I decided to keep the walnuts, but I scrapped the caramel and chocolate chips, because I had a feeling that it would be way too sweet. After eating them, I still think that the caramel would have made them way too sweet. Now if you love that kind of sweetness, then by all means, drizzle some melted caramels, or your favorite caramel sauce recipe over them.

They were a big hit with everyone…even me…you know, the oatmeal hater… They were super easy to throw together, and the oatmeal and apple filling went together so deliciously. They’re delicious cold, and will last for about a week in the refrigerator.
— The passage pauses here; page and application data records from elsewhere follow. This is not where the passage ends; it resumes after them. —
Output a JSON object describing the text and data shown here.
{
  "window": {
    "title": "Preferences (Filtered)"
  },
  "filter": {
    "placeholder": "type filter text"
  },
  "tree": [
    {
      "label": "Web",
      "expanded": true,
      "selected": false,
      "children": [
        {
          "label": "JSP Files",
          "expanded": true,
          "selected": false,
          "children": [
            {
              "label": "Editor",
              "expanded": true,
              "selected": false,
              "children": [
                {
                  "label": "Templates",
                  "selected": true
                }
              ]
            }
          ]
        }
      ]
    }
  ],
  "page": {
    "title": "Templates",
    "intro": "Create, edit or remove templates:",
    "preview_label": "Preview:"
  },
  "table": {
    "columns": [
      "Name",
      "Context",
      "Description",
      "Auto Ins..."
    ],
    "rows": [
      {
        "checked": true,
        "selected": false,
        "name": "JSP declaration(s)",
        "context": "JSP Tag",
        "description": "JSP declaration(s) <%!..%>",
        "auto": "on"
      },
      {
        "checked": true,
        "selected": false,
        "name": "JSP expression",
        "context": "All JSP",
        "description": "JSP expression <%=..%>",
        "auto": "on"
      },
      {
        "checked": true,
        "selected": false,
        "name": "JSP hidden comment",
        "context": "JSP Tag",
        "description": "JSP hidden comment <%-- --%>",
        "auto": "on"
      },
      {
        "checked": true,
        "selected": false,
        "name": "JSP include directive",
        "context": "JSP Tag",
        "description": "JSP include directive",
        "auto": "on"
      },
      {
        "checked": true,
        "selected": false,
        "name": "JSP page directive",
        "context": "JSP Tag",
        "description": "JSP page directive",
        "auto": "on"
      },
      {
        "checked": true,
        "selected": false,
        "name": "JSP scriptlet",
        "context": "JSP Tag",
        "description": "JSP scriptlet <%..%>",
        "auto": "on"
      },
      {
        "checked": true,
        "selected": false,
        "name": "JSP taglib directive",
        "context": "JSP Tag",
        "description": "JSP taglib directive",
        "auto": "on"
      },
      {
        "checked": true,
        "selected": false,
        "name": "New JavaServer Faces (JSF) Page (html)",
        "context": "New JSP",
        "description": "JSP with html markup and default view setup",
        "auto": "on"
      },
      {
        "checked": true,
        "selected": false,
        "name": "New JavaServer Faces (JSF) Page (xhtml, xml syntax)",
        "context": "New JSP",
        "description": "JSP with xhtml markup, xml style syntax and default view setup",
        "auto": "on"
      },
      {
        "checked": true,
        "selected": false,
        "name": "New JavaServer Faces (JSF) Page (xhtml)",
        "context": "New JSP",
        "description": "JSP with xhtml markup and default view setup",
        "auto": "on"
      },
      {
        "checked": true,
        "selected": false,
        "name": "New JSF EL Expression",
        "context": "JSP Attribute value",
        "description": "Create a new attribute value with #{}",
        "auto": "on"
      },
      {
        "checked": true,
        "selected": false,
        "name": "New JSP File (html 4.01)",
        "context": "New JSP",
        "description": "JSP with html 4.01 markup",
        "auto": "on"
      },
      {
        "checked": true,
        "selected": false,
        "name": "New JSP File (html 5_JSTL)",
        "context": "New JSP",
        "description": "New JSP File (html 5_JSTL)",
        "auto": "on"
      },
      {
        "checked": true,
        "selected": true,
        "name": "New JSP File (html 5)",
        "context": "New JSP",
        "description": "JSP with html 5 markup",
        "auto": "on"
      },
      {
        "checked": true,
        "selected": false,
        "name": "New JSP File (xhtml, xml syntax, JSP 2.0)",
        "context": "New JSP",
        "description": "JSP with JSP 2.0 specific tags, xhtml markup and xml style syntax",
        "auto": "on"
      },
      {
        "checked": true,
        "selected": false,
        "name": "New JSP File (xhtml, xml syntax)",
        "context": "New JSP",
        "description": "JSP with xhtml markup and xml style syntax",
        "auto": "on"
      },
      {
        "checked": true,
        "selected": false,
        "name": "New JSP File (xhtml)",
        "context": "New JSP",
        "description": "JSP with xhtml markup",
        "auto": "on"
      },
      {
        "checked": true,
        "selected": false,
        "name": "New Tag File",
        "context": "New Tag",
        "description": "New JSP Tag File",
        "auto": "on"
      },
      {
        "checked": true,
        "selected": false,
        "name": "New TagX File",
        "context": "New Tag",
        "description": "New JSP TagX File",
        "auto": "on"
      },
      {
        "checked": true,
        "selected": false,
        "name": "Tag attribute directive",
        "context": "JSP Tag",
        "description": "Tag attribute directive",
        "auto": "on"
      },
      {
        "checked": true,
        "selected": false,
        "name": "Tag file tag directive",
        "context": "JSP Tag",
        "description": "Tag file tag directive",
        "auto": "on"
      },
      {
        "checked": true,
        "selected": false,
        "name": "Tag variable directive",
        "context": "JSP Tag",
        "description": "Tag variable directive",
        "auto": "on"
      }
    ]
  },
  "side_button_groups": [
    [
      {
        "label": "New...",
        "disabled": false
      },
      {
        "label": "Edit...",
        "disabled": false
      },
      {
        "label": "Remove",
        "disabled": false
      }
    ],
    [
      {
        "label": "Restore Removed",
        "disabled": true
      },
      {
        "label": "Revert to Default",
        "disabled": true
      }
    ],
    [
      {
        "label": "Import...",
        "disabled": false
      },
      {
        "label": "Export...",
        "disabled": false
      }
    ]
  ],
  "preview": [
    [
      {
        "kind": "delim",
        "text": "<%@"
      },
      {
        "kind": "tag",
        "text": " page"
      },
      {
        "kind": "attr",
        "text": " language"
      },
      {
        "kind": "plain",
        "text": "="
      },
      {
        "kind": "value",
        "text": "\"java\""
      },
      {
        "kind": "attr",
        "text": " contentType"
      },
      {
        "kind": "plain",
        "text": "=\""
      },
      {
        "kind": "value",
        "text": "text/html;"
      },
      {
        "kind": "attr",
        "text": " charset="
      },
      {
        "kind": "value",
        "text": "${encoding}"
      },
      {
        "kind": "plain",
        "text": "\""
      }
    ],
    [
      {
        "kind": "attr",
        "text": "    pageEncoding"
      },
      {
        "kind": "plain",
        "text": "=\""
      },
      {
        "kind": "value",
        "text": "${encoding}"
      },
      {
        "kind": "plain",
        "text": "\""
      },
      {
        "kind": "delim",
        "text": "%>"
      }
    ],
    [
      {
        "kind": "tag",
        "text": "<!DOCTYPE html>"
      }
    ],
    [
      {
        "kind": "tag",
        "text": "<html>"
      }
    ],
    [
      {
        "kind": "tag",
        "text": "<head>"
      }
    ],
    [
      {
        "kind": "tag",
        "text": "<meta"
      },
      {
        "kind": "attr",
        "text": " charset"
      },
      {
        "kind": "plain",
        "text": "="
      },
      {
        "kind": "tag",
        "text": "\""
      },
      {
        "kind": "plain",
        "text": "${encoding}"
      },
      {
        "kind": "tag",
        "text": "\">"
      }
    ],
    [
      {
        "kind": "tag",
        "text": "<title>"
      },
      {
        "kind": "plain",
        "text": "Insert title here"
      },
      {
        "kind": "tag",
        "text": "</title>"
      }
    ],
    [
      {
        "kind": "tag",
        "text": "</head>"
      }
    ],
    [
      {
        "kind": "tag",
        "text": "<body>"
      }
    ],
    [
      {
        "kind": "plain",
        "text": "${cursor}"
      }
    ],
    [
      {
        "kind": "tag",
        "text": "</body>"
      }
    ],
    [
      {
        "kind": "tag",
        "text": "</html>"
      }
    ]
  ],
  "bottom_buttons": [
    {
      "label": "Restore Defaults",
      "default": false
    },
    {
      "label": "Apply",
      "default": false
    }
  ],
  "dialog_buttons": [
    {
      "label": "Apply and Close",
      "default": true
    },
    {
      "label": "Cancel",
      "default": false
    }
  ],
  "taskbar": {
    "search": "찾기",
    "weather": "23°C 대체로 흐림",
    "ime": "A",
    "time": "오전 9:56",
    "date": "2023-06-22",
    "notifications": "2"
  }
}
They freeze perfectly too, and only take a little while to thaw.

My favorite was to warm them in the microwave, and serve them with a scoop of maple walnut ice cream, a dollop of whipped cream, and sprinkled with cinnamon.

Of course it was your favorite, Prudy…
It’s not good until it’s brimming with calories, right?


Oatmeal “Apple-ita’s”

Preheat oven to 350 degrees
Spray an 11×7 baking pan with vegetable spray

The Apples
6 large apples, peeled and sliced thin
½ cup butter
½ cup brown sugar
1 ½ tsp cinnamon
½ tsp salt

Peel and thinly slice the apples. Melt the butter in a large frying pan, and add the brown sugar, stirring until they’re saucy. Add the apples, cinnamon and salt. Cook on low heat until the apples are softened, and a lovely golden color.

While the apples are cooking…make the oatmeal crumble…


The Oatmeal Crumble
1 cup old fashioned oats
1 cup flour
¾ cup brown sugar
¾ cup unsalted butter, melted
¼ tsp salt
½ tsp baking soda
½ cup walnuts, chopped

…And if you so choose…The Caramel Sauce
16 caramel candies
2 1/2 tablespoons evaporated milk

In a large mixing bowl, combine the oats, flour, brown sugar, butter, salt, and baking soda until well blended. Press half of the mixture into the prepared 11×7 pan, and bake for 10 minutes. Remove from the oven.
When the apples are finished cooking, spread them on top of the baked oatmeal crust. Sprinkle with ½ cup walnuts.

If you decide you’d like the caramel sauce: Melt the caramels with the evaporated milk over a double boiler, or in the microwave. Drizzle over the apple/walnut layer.

Break the remaining crumb mixture up with your hands, and sprinkle on top of the apple/walnut layer.

Bake for 20 minutes. Let cool completely before cutting into bars. Serve as is, or with ice cream or whipped cream…or both!